| Directions |
Across these entries, work out how many lines carry the string "data", and give only that number.

── Input records

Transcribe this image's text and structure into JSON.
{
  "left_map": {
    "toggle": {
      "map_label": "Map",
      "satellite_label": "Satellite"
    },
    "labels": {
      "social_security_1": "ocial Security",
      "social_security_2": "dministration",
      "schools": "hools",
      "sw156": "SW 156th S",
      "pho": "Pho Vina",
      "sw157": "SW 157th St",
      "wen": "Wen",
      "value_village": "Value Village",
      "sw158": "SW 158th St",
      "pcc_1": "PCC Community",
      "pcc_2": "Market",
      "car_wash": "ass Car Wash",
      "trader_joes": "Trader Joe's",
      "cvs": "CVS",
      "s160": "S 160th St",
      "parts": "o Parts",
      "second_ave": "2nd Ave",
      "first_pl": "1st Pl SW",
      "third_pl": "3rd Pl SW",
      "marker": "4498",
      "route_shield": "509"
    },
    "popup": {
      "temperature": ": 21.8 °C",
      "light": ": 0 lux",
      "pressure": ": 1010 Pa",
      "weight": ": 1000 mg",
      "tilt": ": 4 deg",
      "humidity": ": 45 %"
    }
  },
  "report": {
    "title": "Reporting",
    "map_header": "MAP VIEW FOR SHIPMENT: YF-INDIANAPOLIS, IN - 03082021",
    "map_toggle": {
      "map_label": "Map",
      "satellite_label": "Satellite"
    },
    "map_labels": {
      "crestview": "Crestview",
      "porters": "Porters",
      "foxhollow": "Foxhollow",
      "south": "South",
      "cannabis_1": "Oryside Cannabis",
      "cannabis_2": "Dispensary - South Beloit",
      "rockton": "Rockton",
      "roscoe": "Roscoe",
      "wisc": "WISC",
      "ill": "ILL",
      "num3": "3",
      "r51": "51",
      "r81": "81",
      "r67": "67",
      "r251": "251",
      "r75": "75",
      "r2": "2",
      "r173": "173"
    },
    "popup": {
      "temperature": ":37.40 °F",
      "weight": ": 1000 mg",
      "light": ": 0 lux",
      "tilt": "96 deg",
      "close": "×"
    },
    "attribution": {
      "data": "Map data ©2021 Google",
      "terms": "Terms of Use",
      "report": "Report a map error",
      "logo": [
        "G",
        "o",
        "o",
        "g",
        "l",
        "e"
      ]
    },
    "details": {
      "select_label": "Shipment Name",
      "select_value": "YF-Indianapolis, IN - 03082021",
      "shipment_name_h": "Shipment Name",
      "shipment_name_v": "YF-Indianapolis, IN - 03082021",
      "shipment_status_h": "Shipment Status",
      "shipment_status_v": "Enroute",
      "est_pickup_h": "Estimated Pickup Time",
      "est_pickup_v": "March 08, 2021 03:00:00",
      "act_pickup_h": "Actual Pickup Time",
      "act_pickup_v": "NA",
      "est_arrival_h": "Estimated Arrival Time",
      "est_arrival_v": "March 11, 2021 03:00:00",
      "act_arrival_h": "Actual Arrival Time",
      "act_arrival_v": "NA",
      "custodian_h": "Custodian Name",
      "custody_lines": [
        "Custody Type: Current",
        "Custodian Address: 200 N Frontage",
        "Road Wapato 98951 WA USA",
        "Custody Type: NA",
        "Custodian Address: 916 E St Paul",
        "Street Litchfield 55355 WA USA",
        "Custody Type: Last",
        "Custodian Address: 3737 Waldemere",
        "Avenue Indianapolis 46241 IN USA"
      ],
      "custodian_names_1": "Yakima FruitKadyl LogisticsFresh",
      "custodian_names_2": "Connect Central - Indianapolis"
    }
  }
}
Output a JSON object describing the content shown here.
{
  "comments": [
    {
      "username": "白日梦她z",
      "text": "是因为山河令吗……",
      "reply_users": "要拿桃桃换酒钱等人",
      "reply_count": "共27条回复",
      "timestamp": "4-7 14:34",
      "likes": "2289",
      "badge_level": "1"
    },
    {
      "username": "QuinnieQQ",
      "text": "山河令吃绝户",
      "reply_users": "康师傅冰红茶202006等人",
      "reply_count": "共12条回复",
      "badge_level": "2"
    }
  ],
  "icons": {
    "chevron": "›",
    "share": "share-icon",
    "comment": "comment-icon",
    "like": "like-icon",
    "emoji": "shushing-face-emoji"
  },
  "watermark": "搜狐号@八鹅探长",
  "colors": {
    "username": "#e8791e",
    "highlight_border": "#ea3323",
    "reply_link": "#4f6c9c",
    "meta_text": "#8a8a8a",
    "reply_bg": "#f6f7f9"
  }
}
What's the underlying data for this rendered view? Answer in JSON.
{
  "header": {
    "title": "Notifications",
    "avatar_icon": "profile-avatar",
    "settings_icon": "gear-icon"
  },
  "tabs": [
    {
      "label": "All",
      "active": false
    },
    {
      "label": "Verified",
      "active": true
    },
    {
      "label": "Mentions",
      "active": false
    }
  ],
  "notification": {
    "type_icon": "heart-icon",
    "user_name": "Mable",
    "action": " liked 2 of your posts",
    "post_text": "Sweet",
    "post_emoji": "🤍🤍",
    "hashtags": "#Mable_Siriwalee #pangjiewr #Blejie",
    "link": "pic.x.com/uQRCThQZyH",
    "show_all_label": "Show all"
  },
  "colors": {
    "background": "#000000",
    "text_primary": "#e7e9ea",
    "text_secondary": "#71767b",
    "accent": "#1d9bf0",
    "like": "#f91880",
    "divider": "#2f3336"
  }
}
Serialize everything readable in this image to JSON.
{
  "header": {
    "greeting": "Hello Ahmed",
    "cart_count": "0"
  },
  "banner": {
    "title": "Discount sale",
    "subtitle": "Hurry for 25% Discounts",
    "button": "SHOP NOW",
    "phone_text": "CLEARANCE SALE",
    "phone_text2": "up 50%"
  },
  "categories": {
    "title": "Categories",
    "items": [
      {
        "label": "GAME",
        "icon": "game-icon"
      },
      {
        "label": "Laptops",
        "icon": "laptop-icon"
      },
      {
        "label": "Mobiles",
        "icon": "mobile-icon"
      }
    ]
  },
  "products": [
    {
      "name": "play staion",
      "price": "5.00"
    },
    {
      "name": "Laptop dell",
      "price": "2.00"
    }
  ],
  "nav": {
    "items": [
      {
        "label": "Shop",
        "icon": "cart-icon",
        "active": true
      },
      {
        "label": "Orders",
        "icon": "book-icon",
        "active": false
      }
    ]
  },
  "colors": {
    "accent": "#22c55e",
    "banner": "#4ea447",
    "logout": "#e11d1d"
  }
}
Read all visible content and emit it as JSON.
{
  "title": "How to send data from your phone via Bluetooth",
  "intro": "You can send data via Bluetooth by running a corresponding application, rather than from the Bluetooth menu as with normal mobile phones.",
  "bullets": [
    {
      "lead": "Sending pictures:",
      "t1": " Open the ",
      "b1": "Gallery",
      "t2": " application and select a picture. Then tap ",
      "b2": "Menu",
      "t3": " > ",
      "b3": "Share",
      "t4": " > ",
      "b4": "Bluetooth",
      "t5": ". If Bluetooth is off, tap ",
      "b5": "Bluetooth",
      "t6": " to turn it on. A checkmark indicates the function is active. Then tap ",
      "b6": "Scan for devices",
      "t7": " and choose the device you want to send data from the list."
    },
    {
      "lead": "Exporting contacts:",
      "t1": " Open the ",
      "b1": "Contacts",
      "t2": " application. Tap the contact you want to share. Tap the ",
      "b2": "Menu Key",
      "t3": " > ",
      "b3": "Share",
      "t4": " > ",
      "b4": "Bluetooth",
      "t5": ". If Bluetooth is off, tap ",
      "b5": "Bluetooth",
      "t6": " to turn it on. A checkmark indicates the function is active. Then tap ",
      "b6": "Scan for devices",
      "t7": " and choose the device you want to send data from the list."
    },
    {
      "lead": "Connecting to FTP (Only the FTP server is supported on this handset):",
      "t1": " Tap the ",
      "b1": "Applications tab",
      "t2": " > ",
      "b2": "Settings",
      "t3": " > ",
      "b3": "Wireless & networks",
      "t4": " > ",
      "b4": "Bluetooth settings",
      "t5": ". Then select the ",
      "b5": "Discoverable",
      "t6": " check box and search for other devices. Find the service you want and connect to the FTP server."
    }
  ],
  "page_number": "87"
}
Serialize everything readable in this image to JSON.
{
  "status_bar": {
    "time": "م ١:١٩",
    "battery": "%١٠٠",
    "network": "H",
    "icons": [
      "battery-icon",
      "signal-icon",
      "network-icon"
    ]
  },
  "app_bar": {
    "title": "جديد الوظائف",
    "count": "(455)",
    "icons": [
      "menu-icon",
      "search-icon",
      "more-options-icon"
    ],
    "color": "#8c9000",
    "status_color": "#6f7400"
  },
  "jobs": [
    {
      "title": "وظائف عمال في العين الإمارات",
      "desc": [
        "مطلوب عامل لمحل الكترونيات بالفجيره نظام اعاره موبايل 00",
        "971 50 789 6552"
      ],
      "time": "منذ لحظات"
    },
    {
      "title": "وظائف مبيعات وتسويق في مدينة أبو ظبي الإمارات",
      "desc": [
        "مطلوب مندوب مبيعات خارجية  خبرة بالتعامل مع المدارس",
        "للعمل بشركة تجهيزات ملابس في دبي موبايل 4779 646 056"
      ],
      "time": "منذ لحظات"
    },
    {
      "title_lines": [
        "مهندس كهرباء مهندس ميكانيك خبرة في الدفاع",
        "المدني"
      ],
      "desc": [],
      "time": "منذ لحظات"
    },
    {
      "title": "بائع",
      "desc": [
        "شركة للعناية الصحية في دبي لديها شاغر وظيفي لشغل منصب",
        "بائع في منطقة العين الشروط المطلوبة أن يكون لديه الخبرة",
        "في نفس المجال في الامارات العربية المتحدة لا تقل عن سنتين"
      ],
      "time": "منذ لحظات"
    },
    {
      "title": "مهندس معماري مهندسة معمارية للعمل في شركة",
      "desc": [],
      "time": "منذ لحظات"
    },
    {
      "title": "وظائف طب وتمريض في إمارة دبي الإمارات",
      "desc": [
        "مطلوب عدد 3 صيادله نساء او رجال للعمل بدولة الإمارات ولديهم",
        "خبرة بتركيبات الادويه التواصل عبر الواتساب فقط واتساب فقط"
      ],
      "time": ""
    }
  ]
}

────

| Exercise response |
6